Prof. E.P. (Erik) Verlinde
Verlinde (1962) is a theoretical physicist at the University of Amsterdam, where he investigates the building blocks of the universe. He is an internationally celebrated expert on the string theory, a theory that unifies gravity and quantum mechanics. The referees describe Verlinde as creative, ingenious and ambitious.
Verlinde has four major breakthroughs to his name. As a young PhD student he achieved world fame with his Verlinde formula that is now widely used by mathematicians and physicists. Together with his twin brother Herman, and Edward Witten and Robbert Dijkgraaf, Verlinde formulated the Witten-Dijkgraaf-Verlinde-Verlinde equations. These are used by string theoreticians in their calculations.
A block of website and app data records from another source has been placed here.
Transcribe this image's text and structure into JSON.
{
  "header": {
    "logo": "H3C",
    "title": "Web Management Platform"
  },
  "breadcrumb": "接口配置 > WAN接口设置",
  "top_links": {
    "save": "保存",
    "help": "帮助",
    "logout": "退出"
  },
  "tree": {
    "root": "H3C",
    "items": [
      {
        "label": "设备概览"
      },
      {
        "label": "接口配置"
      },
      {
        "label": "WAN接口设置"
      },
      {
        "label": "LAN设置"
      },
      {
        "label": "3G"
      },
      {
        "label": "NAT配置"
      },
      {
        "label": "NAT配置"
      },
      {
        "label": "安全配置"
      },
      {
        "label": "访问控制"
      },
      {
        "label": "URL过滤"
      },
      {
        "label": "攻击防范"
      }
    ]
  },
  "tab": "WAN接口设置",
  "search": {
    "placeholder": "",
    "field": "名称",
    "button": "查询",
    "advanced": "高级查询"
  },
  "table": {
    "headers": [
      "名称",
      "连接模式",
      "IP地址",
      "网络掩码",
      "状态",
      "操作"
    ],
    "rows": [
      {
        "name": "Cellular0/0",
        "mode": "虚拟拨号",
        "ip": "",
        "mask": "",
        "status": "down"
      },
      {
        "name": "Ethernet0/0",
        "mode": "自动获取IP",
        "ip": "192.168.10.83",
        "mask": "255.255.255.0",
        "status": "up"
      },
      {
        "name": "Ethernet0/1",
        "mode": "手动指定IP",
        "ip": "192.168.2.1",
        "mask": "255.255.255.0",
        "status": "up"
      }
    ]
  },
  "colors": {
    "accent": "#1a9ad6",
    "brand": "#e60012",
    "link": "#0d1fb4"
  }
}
In 2000, Verlinde developed the Cardy-Verlinde formula and recently he was in the spotlight with his theory to explain gravity. Verlinde proposes that gravity is not a fundamental force but rather an amalgamation of other forces. If Verlinde’s gravitational theory is correct, then that will have huge consequences for how we think about the universe and its evolution.
Erik Verlinde studied physics at the University of Utrecht. He did his PhD in the Utrecht group of Bernard de Wit and Nobel Prize winner Gerard 't Hooft. After gaining his PhD in 1988 Verlinde spent several years in Princeton, the top institute in his field. In 1993, Verlinde accepted a tenured position at CERN and in 1996 Utrecht University appointed him as professor of Physics. In 1999, he was also awarded a professorship at Princeton University. Since 2003, Verlinde has been professor of Physics at the University of Amsterdam.
About the Spinoza Prizes
The NWO Spinoza Prize has been awarded since 1995. The awards are made on the basis of nominations. Those allowed to make nominations are the principals of universities, and the chairs of the departments of Literature and Physics of the Royal Netherlands Academy of Arts and Sciences (KNAW), the advisory councils of the KNAW, the Netherlands Academy of Technology and Innovation, the Dutch National Network of Female Professors and the NWO Divisional Boards. The official presentation of the monetary prize and Spinoza statuette will take place in the autumn.
The Netherlands Organisation for Scientific Research (NWO) is the independent Dutch science funding body and its mission is to facilitate excellent scientific research in the Netherlands by means of national competition. Each year NWO spends more than 700 million euros on grants for top research and top researchers, on innovative instruments and equipment, and on institutes where top research is performed. NWO funds the research of more than 5300 talented researchers at universities and institutes. Independent experts select proposals by means of a peer review system. NWO facilitates the transfer of knowledge to society.